Images of the gang body. Representations of identity from a collaborative dialogue
- Rogelio Marcial
ANDhe text exposes the general conditions and some of the findings of three investigations with violent gangs in the metropolitan area of Guadalajara conducted between 2013 and 2016, in order to contextualize the identity representations of the gang body by young people belonging to these corner groups. From a collaborative dialogue, carried out through group interviews and jointly constructing the central ideas presented here, issues related to masculinity, emblems of power, physical appearance and gang loyalty are highlighted, as well as those agreements we reached in the joint construction of their conceptions of the body and its use from the gang. It is considered that, although this represents constant danger and aggression, their bodies must always clearly enunciate belonging to a group and cultural adscription, strength for direct physical confrontations, the potential to protect their own, and the demonstration that they are men above all else.
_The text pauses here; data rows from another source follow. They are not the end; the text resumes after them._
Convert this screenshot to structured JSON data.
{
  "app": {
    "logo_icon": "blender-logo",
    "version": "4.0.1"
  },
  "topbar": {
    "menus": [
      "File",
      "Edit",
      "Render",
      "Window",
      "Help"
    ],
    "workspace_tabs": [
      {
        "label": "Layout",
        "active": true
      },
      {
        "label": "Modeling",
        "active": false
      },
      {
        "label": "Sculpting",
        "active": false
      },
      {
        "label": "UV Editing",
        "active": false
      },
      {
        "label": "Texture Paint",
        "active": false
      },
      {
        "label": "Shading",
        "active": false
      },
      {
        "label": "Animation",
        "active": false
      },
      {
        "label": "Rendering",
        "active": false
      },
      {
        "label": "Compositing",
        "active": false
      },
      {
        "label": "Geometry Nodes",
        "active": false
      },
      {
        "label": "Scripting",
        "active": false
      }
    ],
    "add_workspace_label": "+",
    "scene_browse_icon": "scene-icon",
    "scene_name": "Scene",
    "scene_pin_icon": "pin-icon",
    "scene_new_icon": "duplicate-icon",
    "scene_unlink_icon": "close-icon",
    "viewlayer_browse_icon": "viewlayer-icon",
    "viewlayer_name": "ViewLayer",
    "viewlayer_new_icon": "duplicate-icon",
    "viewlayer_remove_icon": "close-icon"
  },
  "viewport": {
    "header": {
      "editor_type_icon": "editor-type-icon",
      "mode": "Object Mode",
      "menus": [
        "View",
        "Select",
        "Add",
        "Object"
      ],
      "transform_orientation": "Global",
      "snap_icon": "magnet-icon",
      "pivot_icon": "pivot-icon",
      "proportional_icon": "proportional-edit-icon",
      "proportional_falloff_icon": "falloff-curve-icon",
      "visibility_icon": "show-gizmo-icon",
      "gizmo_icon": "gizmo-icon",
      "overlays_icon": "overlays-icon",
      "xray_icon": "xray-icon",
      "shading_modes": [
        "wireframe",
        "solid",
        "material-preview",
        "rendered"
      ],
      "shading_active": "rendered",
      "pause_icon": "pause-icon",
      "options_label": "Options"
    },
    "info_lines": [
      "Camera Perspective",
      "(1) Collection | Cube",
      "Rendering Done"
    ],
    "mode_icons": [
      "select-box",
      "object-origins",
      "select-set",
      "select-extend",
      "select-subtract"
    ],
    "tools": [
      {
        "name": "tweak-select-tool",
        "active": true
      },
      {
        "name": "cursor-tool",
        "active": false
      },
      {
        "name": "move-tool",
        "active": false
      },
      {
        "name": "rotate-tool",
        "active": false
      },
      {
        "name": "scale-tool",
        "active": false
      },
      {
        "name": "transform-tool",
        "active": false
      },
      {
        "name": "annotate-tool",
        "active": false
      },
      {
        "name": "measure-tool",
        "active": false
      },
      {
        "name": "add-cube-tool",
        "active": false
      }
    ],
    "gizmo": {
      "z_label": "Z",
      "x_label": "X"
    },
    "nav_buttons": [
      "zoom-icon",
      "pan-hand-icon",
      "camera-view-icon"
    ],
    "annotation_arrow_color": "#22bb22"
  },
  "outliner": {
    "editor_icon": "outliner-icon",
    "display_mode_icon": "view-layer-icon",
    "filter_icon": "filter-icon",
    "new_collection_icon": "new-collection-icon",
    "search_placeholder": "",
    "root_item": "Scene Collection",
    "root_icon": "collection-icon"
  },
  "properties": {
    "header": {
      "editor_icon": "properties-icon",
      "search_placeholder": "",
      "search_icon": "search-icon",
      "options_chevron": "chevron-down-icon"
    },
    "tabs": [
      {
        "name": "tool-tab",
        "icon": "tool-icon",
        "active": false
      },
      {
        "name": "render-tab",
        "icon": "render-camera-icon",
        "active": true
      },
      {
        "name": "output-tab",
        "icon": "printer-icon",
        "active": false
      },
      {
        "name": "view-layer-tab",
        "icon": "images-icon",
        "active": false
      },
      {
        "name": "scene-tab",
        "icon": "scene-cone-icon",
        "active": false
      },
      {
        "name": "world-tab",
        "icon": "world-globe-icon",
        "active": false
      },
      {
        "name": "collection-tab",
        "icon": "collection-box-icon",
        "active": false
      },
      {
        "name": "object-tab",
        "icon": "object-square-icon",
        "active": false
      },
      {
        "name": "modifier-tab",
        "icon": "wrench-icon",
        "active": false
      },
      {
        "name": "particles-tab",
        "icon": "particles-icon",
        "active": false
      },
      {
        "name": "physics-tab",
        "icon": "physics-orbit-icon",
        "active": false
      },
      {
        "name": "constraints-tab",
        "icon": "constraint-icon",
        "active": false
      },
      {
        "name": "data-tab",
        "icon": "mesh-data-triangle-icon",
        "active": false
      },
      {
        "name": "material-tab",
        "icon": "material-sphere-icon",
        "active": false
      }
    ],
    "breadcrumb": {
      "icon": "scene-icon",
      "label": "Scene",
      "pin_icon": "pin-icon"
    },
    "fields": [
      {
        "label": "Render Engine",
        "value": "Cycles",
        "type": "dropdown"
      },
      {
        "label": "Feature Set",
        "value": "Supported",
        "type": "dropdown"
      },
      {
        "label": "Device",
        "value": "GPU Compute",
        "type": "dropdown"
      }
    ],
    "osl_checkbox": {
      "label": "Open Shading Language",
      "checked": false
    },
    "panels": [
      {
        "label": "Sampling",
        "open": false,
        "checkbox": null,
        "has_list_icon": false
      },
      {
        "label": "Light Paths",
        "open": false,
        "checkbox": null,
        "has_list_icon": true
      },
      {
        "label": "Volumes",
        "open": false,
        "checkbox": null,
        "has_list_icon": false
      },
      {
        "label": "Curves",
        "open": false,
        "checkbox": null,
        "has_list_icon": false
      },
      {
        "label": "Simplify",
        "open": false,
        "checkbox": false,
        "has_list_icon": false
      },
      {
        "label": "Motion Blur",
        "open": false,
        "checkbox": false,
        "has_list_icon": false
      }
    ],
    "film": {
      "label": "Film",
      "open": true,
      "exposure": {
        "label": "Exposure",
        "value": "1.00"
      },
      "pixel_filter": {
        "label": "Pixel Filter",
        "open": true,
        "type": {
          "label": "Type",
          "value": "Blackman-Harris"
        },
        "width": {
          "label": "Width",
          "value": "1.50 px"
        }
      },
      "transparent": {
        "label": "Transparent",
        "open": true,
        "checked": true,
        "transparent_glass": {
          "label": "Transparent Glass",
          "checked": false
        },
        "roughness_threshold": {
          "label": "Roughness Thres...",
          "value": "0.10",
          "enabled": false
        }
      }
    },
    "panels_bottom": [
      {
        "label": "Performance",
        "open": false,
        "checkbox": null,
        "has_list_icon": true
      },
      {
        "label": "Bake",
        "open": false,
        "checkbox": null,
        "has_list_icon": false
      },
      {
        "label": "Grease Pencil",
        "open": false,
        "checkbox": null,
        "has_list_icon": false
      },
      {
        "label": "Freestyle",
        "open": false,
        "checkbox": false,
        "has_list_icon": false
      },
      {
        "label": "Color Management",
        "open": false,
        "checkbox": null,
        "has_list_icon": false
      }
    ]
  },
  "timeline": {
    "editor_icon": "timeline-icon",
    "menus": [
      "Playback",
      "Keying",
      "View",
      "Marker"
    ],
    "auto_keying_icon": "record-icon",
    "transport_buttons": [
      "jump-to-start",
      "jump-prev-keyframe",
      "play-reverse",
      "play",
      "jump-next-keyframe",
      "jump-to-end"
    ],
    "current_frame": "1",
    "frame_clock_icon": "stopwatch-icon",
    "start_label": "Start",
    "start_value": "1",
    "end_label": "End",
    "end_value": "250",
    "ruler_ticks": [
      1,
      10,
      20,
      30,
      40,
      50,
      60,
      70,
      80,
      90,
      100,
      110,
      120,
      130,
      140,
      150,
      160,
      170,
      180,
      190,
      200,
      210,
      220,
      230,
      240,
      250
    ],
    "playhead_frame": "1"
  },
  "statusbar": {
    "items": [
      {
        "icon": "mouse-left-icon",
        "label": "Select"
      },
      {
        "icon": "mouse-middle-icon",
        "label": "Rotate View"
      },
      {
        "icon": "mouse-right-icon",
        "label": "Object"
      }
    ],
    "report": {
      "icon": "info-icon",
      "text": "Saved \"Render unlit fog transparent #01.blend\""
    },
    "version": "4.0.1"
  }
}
Vol 1 Issue 1 (2018)
Discrepancies around the Internal Security Law
- Alejandro Madrazo Lajous
- Julia Estela Monárrez Fragoso
- Salvador Maldonado
- moderator Manuela Camus Bergareche
In December 2006, the president of Mexico, Felipe Calderón, declared the “war against drugs” and called out the Army to confront criminal groups in the streets. This public security task does not correspond specifically to the functions of the Armed Forces and, among other consequences, has led to a disproportionate increase in homicides and disappearances in the country. Despite this, the Internal Security Law is presented, which institutionalizes this militarization process and justifies, regulates and legalizes the role of the armed forces in the fight against organized crime. There are many questions that arise in this context and we hope that the guests of this Discrepancies section will contribute to animate the debate, perhaps to clarify it.